▶ [Records for this exercise]
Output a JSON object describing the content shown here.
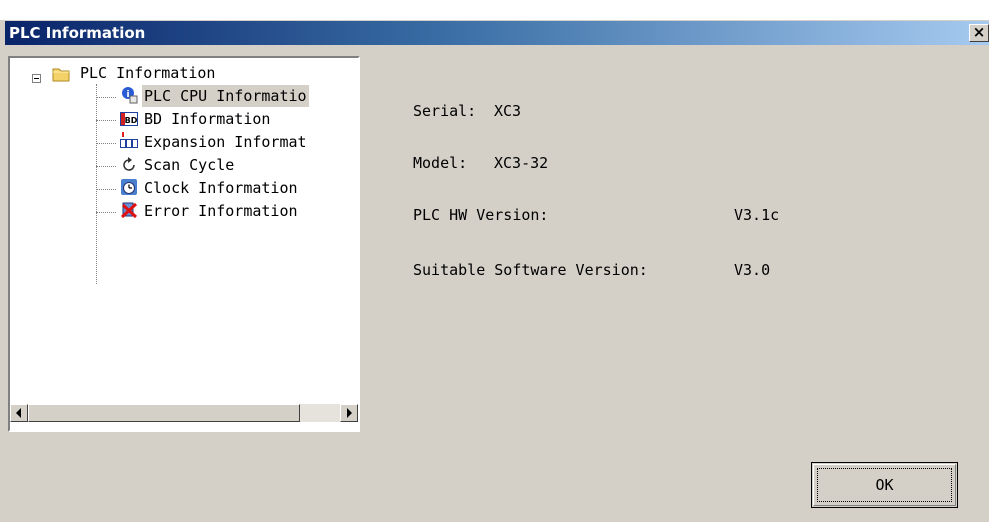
{
  "dialog": {
    "title": "PLC Information",
    "close_label": "×"
  },
  "tree": {
    "root_label": "PLC Information",
    "items": [
      {
        "label": "PLC CPU Informatio",
        "icon": "info-icon",
        "selected": true
      },
      {
        "label": "BD Information",
        "icon": "bd-icon",
        "selected": false
      },
      {
        "label": "Expansion Informat",
        "icon": "expansion-icon",
        "selected": false
      },
      {
        "label": "Scan Cycle",
        "icon": "refresh-icon",
        "selected": false
      },
      {
        "label": "Clock Information",
        "icon": "clock-icon",
        "selected": false
      },
      {
        "label": "Error Information",
        "icon": "error-icon",
        "selected": false
      }
    ]
  },
  "info": {
    "serial_label": "Serial:",
    "serial_value": "XC3",
    "model_label": "Model:",
    "model_value": "XC3-32",
    "hw_label": "PLC HW Version:",
    "hw_value": "V3.1c",
    "sw_label": "Suitable Software Version:",
    "sw_value": "V3.0"
  },
  "buttons": {
    "ok_label": "OK"
  },
  "colors": {
    "title_start": "#0a246a",
    "title_end": "#a6caf0",
    "face": "#d4d0c8"
  }
}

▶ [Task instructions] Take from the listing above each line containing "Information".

▶ [Exercise output]
    "title": "PLC Information",
    "root_label": "PLC Information",
        "label": "BD Information",
        "label": "Clock Information",
        "label": "Error Information",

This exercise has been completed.